(Data records for software interfaces)
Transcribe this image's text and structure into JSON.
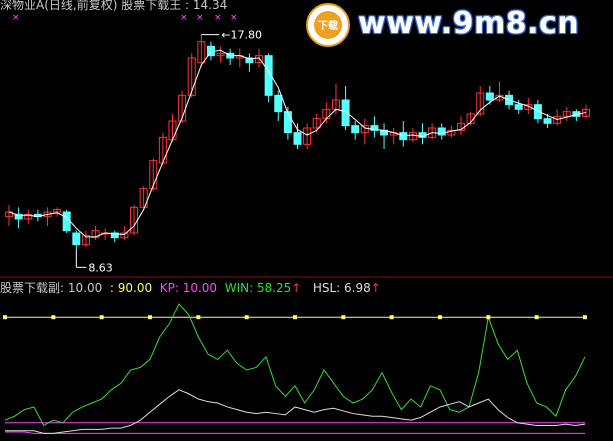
{
  "header": {
    "title": "深物业A(日线,前复权) 股票下载王 : 14.34",
    "high_label": "17.80",
    "low_label": "8.63"
  },
  "watermark": {
    "text": "www.9m8.cn",
    "badge_char": "下载"
  },
  "indicator_bar": {
    "name": "股票下载副",
    "v1": ": 10.00",
    "v2": ": 90.00",
    "kp_label": "KP: 10.00",
    "win_label": "WIN: 58.25",
    "hsl_label": "HSL: 6.98",
    "arrow": "↑"
  },
  "colors": {
    "background": "#000000",
    "up_candle": "#ff3333",
    "down_candle": "#54ffff",
    "ma_line": "#ffffff",
    "yellow_line": "#ffff66",
    "green_line": "#33dd33",
    "white_line": "#dddddd",
    "magenta_line": "#ff44ff",
    "marker": "#ff55ff",
    "grid_divider": "#7a1010",
    "text_gray": "#c8c8c8",
    "text_kp": "#ff44ff",
    "text_win": "#33dd33",
    "text_hsl": "#dddddd",
    "arrow_red": "#ff3333"
  },
  "chart_data": [
    {
      "type": "candlestick",
      "title": "深物业A(日线,前复权)",
      "annotations": [
        {
          "label": "17.80",
          "kind": "high"
        },
        {
          "label": "8.63",
          "kind": "low"
        }
      ],
      "ylim": [
        7.8,
        18.6
      ],
      "candles": [
        [
          10.0,
          10.2,
          9.6,
          10.5
        ],
        [
          10.1,
          9.9,
          9.5,
          10.4
        ],
        [
          9.9,
          10.1,
          9.7,
          10.3
        ],
        [
          10.1,
          10.0,
          9.8,
          10.3
        ],
        [
          10.0,
          10.2,
          9.6,
          10.4
        ],
        [
          10.2,
          10.3,
          10.0,
          10.4
        ],
        [
          10.2,
          9.4,
          9.3,
          10.3
        ],
        [
          9.3,
          8.8,
          8.6,
          9.4
        ],
        [
          8.8,
          9.2,
          8.7,
          9.4
        ],
        [
          9.1,
          9.4,
          9.0,
          9.6
        ],
        [
          9.3,
          9.3,
          9.0,
          9.5
        ],
        [
          9.3,
          9.1,
          8.9,
          9.4
        ],
        [
          9.1,
          9.3,
          9.0,
          9.6
        ],
        [
          9.3,
          10.4,
          9.2,
          10.5
        ],
        [
          10.4,
          11.2,
          10.3,
          11.3
        ],
        [
          11.2,
          12.4,
          11.1,
          12.5
        ],
        [
          12.3,
          13.4,
          12.2,
          13.6
        ],
        [
          13.3,
          14.1,
          13.2,
          14.4
        ],
        [
          14.1,
          15.2,
          14.0,
          15.4
        ],
        [
          15.2,
          16.8,
          15.1,
          17.0
        ],
        [
          16.6,
          17.5,
          16.4,
          17.8
        ],
        [
          17.3,
          16.9,
          16.7,
          17.5
        ],
        [
          16.9,
          17.0,
          16.6,
          17.3
        ],
        [
          17.0,
          16.8,
          16.5,
          17.2
        ],
        [
          16.8,
          16.9,
          16.4,
          17.2
        ],
        [
          16.8,
          16.6,
          16.2,
          17.0
        ],
        [
          16.6,
          16.9,
          16.4,
          17.2
        ],
        [
          16.9,
          15.2,
          14.9,
          17.0
        ],
        [
          15.2,
          14.5,
          14.1,
          15.4
        ],
        [
          14.5,
          13.6,
          13.3,
          14.7
        ],
        [
          13.6,
          13.1,
          12.9,
          14.0
        ],
        [
          13.1,
          13.8,
          12.9,
          14.0
        ],
        [
          13.8,
          14.2,
          13.6,
          14.4
        ],
        [
          14.2,
          14.6,
          14.0,
          14.9
        ],
        [
          14.6,
          15.0,
          14.4,
          15.7
        ],
        [
          15.0,
          13.9,
          13.7,
          15.6
        ],
        [
          13.9,
          13.6,
          13.3,
          14.1
        ],
        [
          13.6,
          13.9,
          13.1,
          14.2
        ],
        [
          13.9,
          13.7,
          13.4,
          14.3
        ],
        [
          13.7,
          13.5,
          12.9,
          14.0
        ],
        [
          13.5,
          13.6,
          13.1,
          13.8
        ],
        [
          13.6,
          13.3,
          13.0,
          14.1
        ],
        [
          13.3,
          13.6,
          13.2,
          13.8
        ],
        [
          13.6,
          13.4,
          13.1,
          14.0
        ],
        [
          13.4,
          13.8,
          13.3,
          14.0
        ],
        [
          13.8,
          13.5,
          13.3,
          14.0
        ],
        [
          13.5,
          13.7,
          13.4,
          13.9
        ],
        [
          13.7,
          14.0,
          13.5,
          14.3
        ],
        [
          14.0,
          14.4,
          13.9,
          14.5
        ],
        [
          14.4,
          15.3,
          14.3,
          15.6
        ],
        [
          15.3,
          15.0,
          14.8,
          15.6
        ],
        [
          15.0,
          15.2,
          14.9,
          15.8
        ],
        [
          15.2,
          14.8,
          14.6,
          15.4
        ],
        [
          14.8,
          14.6,
          14.4,
          15.0
        ],
        [
          14.6,
          14.8,
          14.4,
          15.1
        ],
        [
          14.8,
          14.2,
          14.0,
          15.0
        ],
        [
          14.2,
          14.0,
          13.8,
          14.4
        ],
        [
          14.0,
          14.3,
          13.9,
          14.6
        ],
        [
          14.3,
          14.5,
          14.1,
          14.7
        ],
        [
          14.5,
          14.3,
          14.1,
          14.6
        ],
        [
          14.3,
          14.6,
          14.2,
          14.8
        ]
      ]
    },
    {
      "type": "line",
      "ylim": [
        0,
        100
      ],
      "series": [
        {
          "values": [
            10,
            10,
            10,
            10,
            10,
            10,
            10,
            10,
            10,
            10,
            10,
            10,
            10,
            10,
            10,
            10,
            10,
            10,
            10,
            10,
            10,
            10,
            10,
            10,
            10,
            10,
            10,
            10,
            10,
            10,
            10,
            10,
            10,
            10,
            10,
            10,
            10,
            10,
            10,
            10,
            10,
            10,
            10,
            10,
            10,
            10,
            10,
            10,
            10,
            10,
            10,
            10,
            10,
            10,
            10,
            10,
            10,
            10,
            10,
            10,
            10
          ]
        },
        {
          "values": [
            90,
            90,
            90,
            90,
            90,
            90,
            90,
            90,
            90,
            90,
            90,
            90,
            90,
            90,
            90,
            90,
            90,
            90,
            90,
            90,
            90,
            90,
            90,
            90,
            90,
            90,
            90,
            90,
            90,
            90,
            90,
            90,
            90,
            90,
            90,
            90,
            90,
            90,
            90,
            90,
            90,
            90,
            90,
            90,
            90,
            90,
            90,
            90,
            90,
            90,
            90,
            90,
            90,
            90,
            90,
            90,
            90,
            90,
            90,
            90,
            90
          ]
        },
        {
          "values": [
            3,
            3,
            3,
            2,
            2,
            2,
            2,
            2,
            2,
            2,
            2,
            2,
            2,
            2,
            2,
            2,
            2,
            2,
            2,
            2,
            2,
            2,
            2,
            2,
            2,
            2,
            2,
            2,
            2,
            2,
            2,
            2,
            2,
            2,
            2,
            2,
            2,
            2,
            2,
            2,
            2,
            2,
            2,
            2,
            2,
            2,
            2,
            2,
            2,
            2,
            2,
            2,
            2,
            2,
            2,
            2,
            2,
            2,
            2,
            2,
            2
          ]
        },
        {
          "values": [
            12,
            15,
            20,
            22,
            8,
            12,
            10,
            18,
            22,
            25,
            28,
            35,
            40,
            50,
            52,
            58,
            75,
            85,
            100,
            92,
            75,
            62,
            58,
            65,
            55,
            50,
            52,
            60,
            38,
            30,
            38,
            25,
            35,
            50,
            40,
            30,
            25,
            28,
            35,
            48,
            33,
            20,
            28,
            22,
            38,
            35,
            20,
            18,
            22,
            48,
            90,
            70,
            58,
            65,
            40,
            25,
            22,
            15,
            35,
            45,
            60
          ]
        },
        {
          "values": [
            4,
            4,
            4,
            4,
            2,
            2,
            3,
            4,
            5,
            5,
            5,
            6,
            6,
            8,
            12,
            18,
            24,
            30,
            35,
            32,
            28,
            26,
            25,
            22,
            20,
            18,
            17,
            18,
            17,
            16,
            22,
            20,
            18,
            20,
            21,
            19,
            17,
            16,
            15,
            15,
            14,
            13,
            12,
            14,
            18,
            22,
            24,
            26,
            22,
            25,
            28,
            20,
            14,
            10,
            9,
            8,
            8,
            8,
            9,
            8,
            9
          ]
        }
      ]
    }
  ]
}
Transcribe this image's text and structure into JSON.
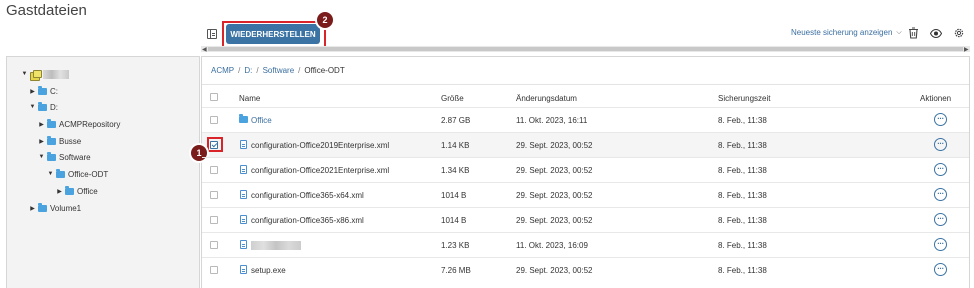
{
  "page": {
    "title": "Gastdateien"
  },
  "toolbar": {
    "restore_label": "WIEDERHERSTELLEN",
    "backup_select_label": "Neueste sicherung anzeigen",
    "icons": [
      "panel-toggle-icon",
      "trash-clock-icon",
      "eye-icon",
      "gear-icon"
    ]
  },
  "annotations": {
    "step1": "1",
    "step2": "2"
  },
  "breadcrumb": [
    {
      "label": "ACMP",
      "link": true
    },
    {
      "label": "D:",
      "link": true
    },
    {
      "label": "Software",
      "link": true
    },
    {
      "label": "Office-ODT",
      "link": false
    }
  ],
  "tree": {
    "root_label": "",
    "items": [
      {
        "label": "C:",
        "expanded": false
      },
      {
        "label": "D:",
        "expanded": true
      },
      {
        "label": "ACMPRepository",
        "expanded": false
      },
      {
        "label": "Busse",
        "expanded": false
      },
      {
        "label": "Software",
        "expanded": true
      },
      {
        "label": "Office-ODT",
        "expanded": true
      },
      {
        "label": "Office",
        "expanded": false
      },
      {
        "label": "Volume1",
        "expanded": false
      }
    ]
  },
  "table": {
    "columns": {
      "name": "Name",
      "size": "Größe",
      "modified": "Änderungsdatum",
      "backup": "Sicherungszeit",
      "actions": "Aktionen"
    },
    "rows": [
      {
        "name": "Office",
        "type": "folder",
        "size": "2.87 GB",
        "modified": "11. Okt. 2023, 16:11",
        "backup": "8. Feb., 11:38",
        "checked": false
      },
      {
        "name": "configuration-Office2019Enterprise.xml",
        "type": "file",
        "size": "1.14 KB",
        "modified": "29. Sept. 2023, 00:52",
        "backup": "8. Feb., 11:38",
        "checked": true
      },
      {
        "name": "configuration-Office2021Enterprise.xml",
        "type": "file",
        "size": "1.34 KB",
        "modified": "29. Sept. 2023, 00:52",
        "backup": "8. Feb., 11:38",
        "checked": false
      },
      {
        "name": "configuration-Office365-x64.xml",
        "type": "file",
        "size": "1014 B",
        "modified": "29. Sept. 2023, 00:52",
        "backup": "8. Feb., 11:38",
        "checked": false
      },
      {
        "name": "configuration-Office365-x86.xml",
        "type": "file",
        "size": "1014 B",
        "modified": "29. Sept. 2023, 00:52",
        "backup": "8. Feb., 11:38",
        "checked": false
      },
      {
        "name": "",
        "type": "file",
        "size": "1.23 KB",
        "modified": "11. Okt. 2023, 16:09",
        "backup": "8. Feb., 11:38",
        "checked": false
      },
      {
        "name": "setup.exe",
        "type": "file",
        "size": "7.26 MB",
        "modified": "29. Sept. 2023, 00:52",
        "backup": "8. Feb., 11:38",
        "checked": false
      }
    ],
    "action_glyph": "···"
  }
}
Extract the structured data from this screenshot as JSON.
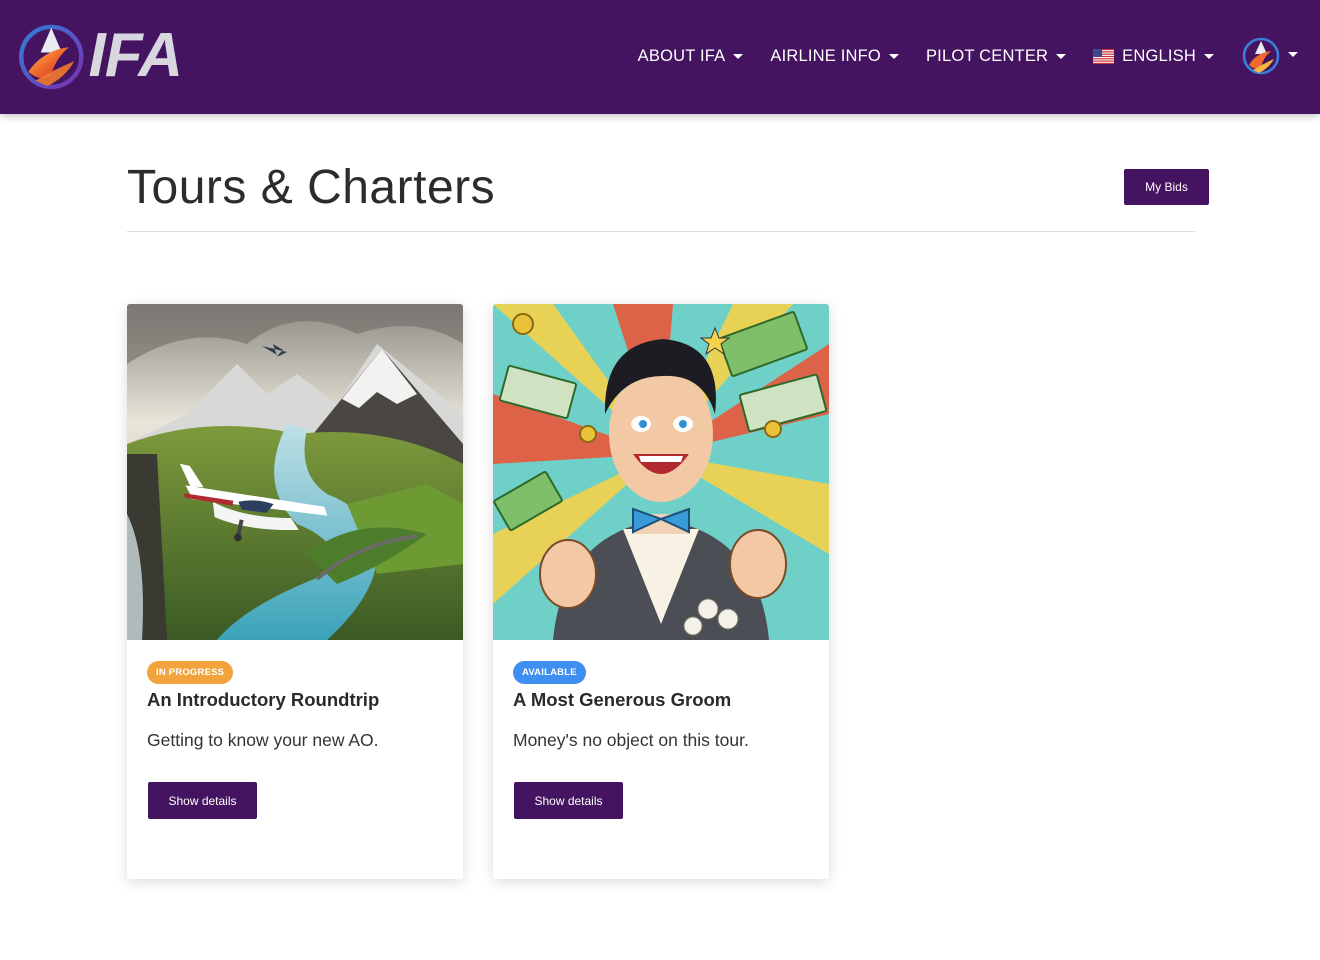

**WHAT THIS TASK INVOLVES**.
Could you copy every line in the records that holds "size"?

**TASK RESPONSE**.
      "size": "Größe",
        "size": "2.87 GB",
        "size": "1.14 KB",
        "size": "1.34 KB",
        "size": "1014 B",
        "size": "1014 B",
        "size": "1.23 KB",
        "size": "7.26 MB",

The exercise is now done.